button is chosen to have a lower flow rate than the flow of liquid into the chamber beneath check valve 34 so that a portion of the liquid is discharged and the remainder causes the lower piston to be displaced downward.


On the up stroke, shown in FIG. 3, of the upper and middle pistons, liquid is pulled up the dip tube 30 past ball check valve 26 to refill the upper chamber.  Liquid in the portion of housing 10 beneath check valve 34 is prevented from entering
the interior of housing 10 beneath lower piston 66 by check valve 34 and continues to flow through orifice 14 and channels 84 and 72 to the dispensing button because pressure is being applied to the liquid by spring 58 which forces piston 50 upwardly. 
If the discharge orifice is chosen appropriately, repeated depressions of stem 70 will maintain the liquid in housing 10 beneath check valve 34 under pressure at all times producing a continuous, extended spray discharge.  If the pump, after priming, is
actuated only once it will act as an extended spray pump discharging until the lower chamber is empty.


Check valve 34 may be held in place on the bottom of inner housing 12 by any desired conventional means.  For example, circular lip 48 may be force-fitted against the inside wall of outer housing 10 to hold the check valve 34 in place.


The pump of the present invention may be fastened to any container desired.  When fastened to a container, air must be allowed to enter the container as fluids are pumped therefrom.  Air can be permitted to enter the container by loosely fitting
the pump onto the container, or by any other means known in the art.


Although the preferred embodiments of the present invention have been disclosed and described in detail above, it should be understood that the invention is in no sense limited thereby and its scope is to be determined by that of the following
claims.

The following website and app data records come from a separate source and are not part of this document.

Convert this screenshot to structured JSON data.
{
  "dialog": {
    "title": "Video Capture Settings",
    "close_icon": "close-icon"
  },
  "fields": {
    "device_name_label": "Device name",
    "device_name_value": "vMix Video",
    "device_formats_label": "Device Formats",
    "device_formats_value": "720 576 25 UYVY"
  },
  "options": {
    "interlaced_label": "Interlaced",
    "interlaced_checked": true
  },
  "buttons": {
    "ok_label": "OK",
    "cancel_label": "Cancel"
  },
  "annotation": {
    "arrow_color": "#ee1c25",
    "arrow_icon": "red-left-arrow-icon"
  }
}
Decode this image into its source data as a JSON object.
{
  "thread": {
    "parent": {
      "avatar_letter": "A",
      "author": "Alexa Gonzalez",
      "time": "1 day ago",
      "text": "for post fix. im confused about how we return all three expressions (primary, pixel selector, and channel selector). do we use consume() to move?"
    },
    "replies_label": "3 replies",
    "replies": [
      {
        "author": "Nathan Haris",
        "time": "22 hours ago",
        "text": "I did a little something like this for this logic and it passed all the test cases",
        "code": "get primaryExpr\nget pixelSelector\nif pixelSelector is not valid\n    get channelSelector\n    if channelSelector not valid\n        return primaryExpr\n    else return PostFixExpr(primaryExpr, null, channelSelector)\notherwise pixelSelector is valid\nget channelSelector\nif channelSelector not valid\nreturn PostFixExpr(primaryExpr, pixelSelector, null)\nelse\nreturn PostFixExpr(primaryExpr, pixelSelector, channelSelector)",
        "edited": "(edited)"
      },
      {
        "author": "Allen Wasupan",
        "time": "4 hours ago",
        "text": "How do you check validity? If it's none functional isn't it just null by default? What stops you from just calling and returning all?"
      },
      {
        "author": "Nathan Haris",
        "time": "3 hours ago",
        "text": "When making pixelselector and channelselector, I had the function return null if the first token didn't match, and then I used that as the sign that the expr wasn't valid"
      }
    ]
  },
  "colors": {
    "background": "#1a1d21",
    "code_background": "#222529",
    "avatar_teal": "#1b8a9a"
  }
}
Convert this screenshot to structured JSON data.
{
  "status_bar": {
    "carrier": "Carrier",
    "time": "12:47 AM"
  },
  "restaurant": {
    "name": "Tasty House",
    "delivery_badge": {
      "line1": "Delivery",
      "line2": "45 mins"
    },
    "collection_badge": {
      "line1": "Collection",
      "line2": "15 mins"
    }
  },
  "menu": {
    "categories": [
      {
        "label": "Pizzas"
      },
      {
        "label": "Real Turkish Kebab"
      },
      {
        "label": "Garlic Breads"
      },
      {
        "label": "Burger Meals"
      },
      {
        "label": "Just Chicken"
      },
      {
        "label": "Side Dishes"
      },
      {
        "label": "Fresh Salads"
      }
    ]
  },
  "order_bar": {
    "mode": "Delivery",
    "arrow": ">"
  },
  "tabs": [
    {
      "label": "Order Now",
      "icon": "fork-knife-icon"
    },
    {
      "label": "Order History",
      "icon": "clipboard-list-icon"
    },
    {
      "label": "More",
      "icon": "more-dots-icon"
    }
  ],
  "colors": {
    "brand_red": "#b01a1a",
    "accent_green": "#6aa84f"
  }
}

* * * * *























				
DOCUMENT INFO
Description: 1. Field of the InventionThe present invention relates to finger operated spray pumps. In particular this invention relates to a spray pump that upon repeated actuation will produce a continuous discharge.2. Description of the Prior ArtMany conventional spray pumps produce a spray which varies in pressure and volume in proportion to the force applied by the finger of the user actuating the pump. If the force applied by the finger is relatively small, the spray will not behighly atomized.To achieve rapid atomization and the production of a high degree of atomization of the spray, double cylinder-double piston pumps, sometimes known as accumulative pressure pumps, have been developed. Such pumps usually have a dual-diameter pumpchamber or body, generally the upper portion being a larger diameter than the lower portion. Separate pistons are provided in each of the different diameter portions, which pistons move together on downstroke and produce accumulation of pressure in thetwo chambers resulting in disengagement of the outlet valve whereby fluid is expressed through the atomizer nozzle at an instantaneously high pressure to produce fine atomization from the start of the spray until the end thereof. Accumulative pressurepumps having interconnected, different diameter pump chambers or bodies are shown in U.S. Pat. Nos. Re. 28,366; 3,746,260; 3,761,022; 3,796,375; 3,865,313; 3,907,206; 3,908,870; 3,921,861; 3,923,250; 3,940,030; 4,017,031; and 4,051,983.In many applications it is desired to have a finger operated spray pump which will produce a continuous, extended spray even after the finger is removed from the pump in addition to the rapid and high atomization characteristic of accumulativepressure pumps. Furthermore, in some applications it is desirable to have a spray pump which will produce a continuous spray of relatively constant pressure as the spray button is repeatedly depressed and released, even though the button is not beingfully depressed.U.S.